PALESTINE, Texas (KETK) – Who would have blamed Rudy Flores if had decided to hang up his badge for good when he retired in 2015 after a 33-year career in law enforcement.
He already had a long stint in the Texas Rangers, worked as a Galveston Police officer, a Galveston County Sheriff’s Deputy and a DPS trooper. And he was enjoying a more recent chapter in his life as a co-founder Texas Forensics Associates, a Palestine company that teaches and performs forensic investigations.
He planned to begin taking it easy and to spend more time with his family.
But something wasn’t quite right. He missed being a law officer.
“I kept thinking about returning to law enforcement and public service,” he said.
Four-term incumbent Greg Taylor announced in January 2019 he would not be seeking re-election as sheriff of Anderson County, a position he had held for 14 years.
The Republican primary for sheriff drew Flores and Frankston PD officer Jeff Taylor, no relationship to Greg Taylor. No Democrats sought the office.
Flores, a Palestine resident who had never run for public office, campaigned he was the right person for the job because he had decades of experience and was good at working with other law officers.
He campaigned as the person with “experience you can count on.”
He’s an expert in analyzing bloodstain pattern, reconstructing shooting scenes and homicide investigations. As a Texas Ranger, he was a crime-scene response team leader and served on a cold case review team member.
“I have worked a lot of major cases,” Flores said in his office. “And a lot of violent crimes.”
He told voters that he was running to bring “positive change” and promised to more often collaborate with law officers throughout the county and better utilize the talents of sheriff’s office employees.
Flores was endorsed by retiring sheriff Taylor. He received 82% of the vote for a landslide victory.
Flores is one of several men in East Texas who are serving their first term in office as sheriff. KETK recently spent time with new sheriffs to discuss their campaign, serving their communities and discussing their priorities.
Anderson County has just over 1,000 square miles. The vast majority of residents live in rural areas are communities with no police departments and relies on the sheriff’s department to keep them safe and solve crimes.
Deputies help patrol portions of highways 155, 84, 287, 79 and 19. The county is home to several state prisons in the Tennessee Colony area northwest of Palestine.
Our series also features interviews with:
- Cherokee County Sheriff Brent Dickson
- Wood County Sheriff Kelly Cole
- Henderson County Sheriff Johnwayne Valdez
- And Van Zandt County Sheriff Steve Hendrix
CRACKING DOWN ON DRUGS

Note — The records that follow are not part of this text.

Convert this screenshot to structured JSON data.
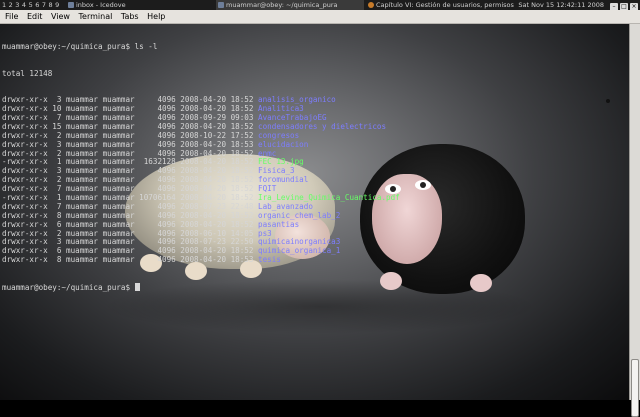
{
  "taskbar": {
    "workspaces": [
      "1",
      "2",
      "3",
      "4",
      "5",
      "6",
      "7",
      "8",
      "9"
    ],
    "tasks": [
      {
        "label": "inbox - Icedove",
        "active": false
      },
      {
        "label": "muammar@obey: ~/quimica_pura",
        "active": true
      },
      {
        "label": "Capítulo VI: Gestión de usuarios, permisos y gr...",
        "active": false
      }
    ],
    "clock": "Sat Nov 15 12:42:11 2008"
  },
  "menubar": [
    "File",
    "Edit",
    "View",
    "Terminal",
    "Tabs",
    "Help"
  ],
  "terminal": {
    "prompt_cmd": "muammar@obey:~/quimica_pura$ ls -l",
    "total": "total 12148",
    "entries": [
      {
        "perm": "drwxr-xr-x",
        "links": "3",
        "user": "muammar",
        "group": "muammar",
        "size": "4096",
        "date": "2008-04-20",
        "time": "18:52",
        "name": "analisis_organico",
        "kind": "dir"
      },
      {
        "perm": "drwxr-xr-x",
        "links": "10",
        "user": "muammar",
        "group": "muammar",
        "size": "4096",
        "date": "2008-04-20",
        "time": "18:52",
        "name": "Analitica3",
        "kind": "dir"
      },
      {
        "perm": "drwxr-xr-x",
        "links": "7",
        "user": "muammar",
        "group": "muammar",
        "size": "4096",
        "date": "2008-09-29",
        "time": "09:03",
        "name": "AvanceTrabajoEG",
        "kind": "dir"
      },
      {
        "perm": "drwxr-xr-x",
        "links": "15",
        "user": "muammar",
        "group": "muammar",
        "size": "4096",
        "date": "2008-04-20",
        "time": "18:52",
        "name": "condensadores y dielectricos",
        "kind": "dir"
      },
      {
        "perm": "drwxr-xr-x",
        "links": "2",
        "user": "muammar",
        "group": "muammar",
        "size": "4096",
        "date": "2008-10-22",
        "time": "17:52",
        "name": "congresos",
        "kind": "dir"
      },
      {
        "perm": "drwxr-xr-x",
        "links": "3",
        "user": "muammar",
        "group": "muammar",
        "size": "4096",
        "date": "2008-04-20",
        "time": "18:53",
        "name": "elucidacion",
        "kind": "dir"
      },
      {
        "perm": "drwxr-xr-x",
        "links": "2",
        "user": "muammar",
        "group": "muammar",
        "size": "4096",
        "date": "2008-04-20",
        "time": "18:52",
        "name": "enmc",
        "kind": "dir"
      },
      {
        "perm": "-rwxr-xr-x",
        "links": "1",
        "user": "muammar",
        "group": "muammar",
        "size": "1632128",
        "date": "2008-04-20",
        "time": "18:52",
        "name": "FEC 13.jpg",
        "kind": "exe"
      },
      {
        "perm": "drwxr-xr-x",
        "links": "3",
        "user": "muammar",
        "group": "muammar",
        "size": "4096",
        "date": "2008-04-20",
        "time": "18:52",
        "name": "Fisica_3",
        "kind": "dir"
      },
      {
        "perm": "drwxr-xr-x",
        "links": "2",
        "user": "muammar",
        "group": "muammar",
        "size": "4096",
        "date": "2008-04-20",
        "time": "18:52",
        "name": "foromundial",
        "kind": "dir"
      },
      {
        "perm": "drwxr-xr-x",
        "links": "7",
        "user": "muammar",
        "group": "muammar",
        "size": "4096",
        "date": "2008-04-20",
        "time": "18:52",
        "name": "FQIT",
        "kind": "dir"
      },
      {
        "perm": "-rwxr-xr-x",
        "links": "1",
        "user": "muammar",
        "group": "muammar",
        "size": "10706164",
        "date": "2008-04-20",
        "time": "18:52",
        "name": "Ira_Levine_Quimica_Cuantica.pdf",
        "kind": "pdf"
      },
      {
        "perm": "drwxr-xr-x",
        "links": "7",
        "user": "muammar",
        "group": "muammar",
        "size": "4096",
        "date": "2008-07-23",
        "time": "22:48",
        "name": "Lab_avanzado",
        "kind": "dir"
      },
      {
        "perm": "drwxr-xr-x",
        "links": "8",
        "user": "muammar",
        "group": "muammar",
        "size": "4096",
        "date": "2008-04-20",
        "time": "18:52",
        "name": "organic_chem_lab_2",
        "kind": "dir"
      },
      {
        "perm": "drwxr-xr-x",
        "links": "6",
        "user": "muammar",
        "group": "muammar",
        "size": "4096",
        "date": "2008-04-20",
        "time": "18:52",
        "name": "pasantias",
        "kind": "dir"
      },
      {
        "perm": "drwxr-xr-x",
        "links": "2",
        "user": "muammar",
        "group": "muammar",
        "size": "4096",
        "date": "2008-06-10",
        "time": "14:05",
        "name": "ps3",
        "kind": "dir"
      },
      {
        "perm": "drwxr-xr-x",
        "links": "3",
        "user": "muammar",
        "group": "muammar",
        "size": "4096",
        "date": "2008-07-23",
        "time": "22:50",
        "name": "quimicainorganica3",
        "kind": "dir"
      },
      {
        "perm": "drwxr-xr-x",
        "links": "6",
        "user": "muammar",
        "group": "muammar",
        "size": "4096",
        "date": "2008-04-20",
        "time": "18:52",
        "name": "quimica_organica_1",
        "kind": "dir"
      },
      {
        "perm": "drwxr-xr-x",
        "links": "8",
        "user": "muammar",
        "group": "muammar",
        "size": "4096",
        "date": "2008-04-20",
        "time": "18:53",
        "name": "tesis",
        "kind": "dir"
      }
    ],
    "final_prompt": "muammar@obey:~/quimica_pura$"
  },
  "colors": {
    "dir": "#7d7dff",
    "exe": "#66ff66",
    "pdf": "#66ff66",
    "text": "#d8d8d8"
  }
}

After winning election, Flores wasted no time assembling his leadership team. He hired Nick Webb, a former Palestine PD patrol commander, as his chief deputy. He put new people in charge of criminal investigations, corrections and patrol divisions.
“Each of these leaders brings a great combination of experience, training and leadership skill to our team,” Flores announced on the office’s new Facebook page.
He began filling what he said were too many vacancies in the department and said he now reviewing salaries to make sure Anderson County is competitive with other East Texas sheriff’s offices.
Flores let county residents know that he was serious about cracking down on drug users. He released information that a resident concerned after seeing a man slumped over a steering wheel along a rural road led to deputies arresting someone for drug crimes and seizing drugs and weapons.
“Burglaries and thefts are a big problem,” Flores said. “A lot of it is drug related.”
In January, Flores hosted a regional Sheriff’s Intelligence and Information Sharing Meeting. Flores said they plan to meet each month.
“Criminals have no county lines,” he said, “We have individual cases but common areas of concern The goal is to share investigative resources and information.
DESIRE TO HELP
Flores said he never lost the desire to help people when they need help the most.
He was working in the Galveston area on May 18, 2018, when a teenage shooter opened fire in Santa Fe High School, Eight students and two teachers were killed. Thirteen people were wounded.
It remains one of the deadliest school shootings in U.S. history.
Flores remembers rushing to the school as part of a massive law enforcement response. He remembers doing whatever he could to help a community in crisis.
“It hit too close to home,” he said of being a resident in the area.
After retiring as a Ranger, Flores says he realized he wasn’t ready to walk away from facing danger. He knew he still had the passion to help others.
“I realized, I had more gas left in my gas tank,” he said.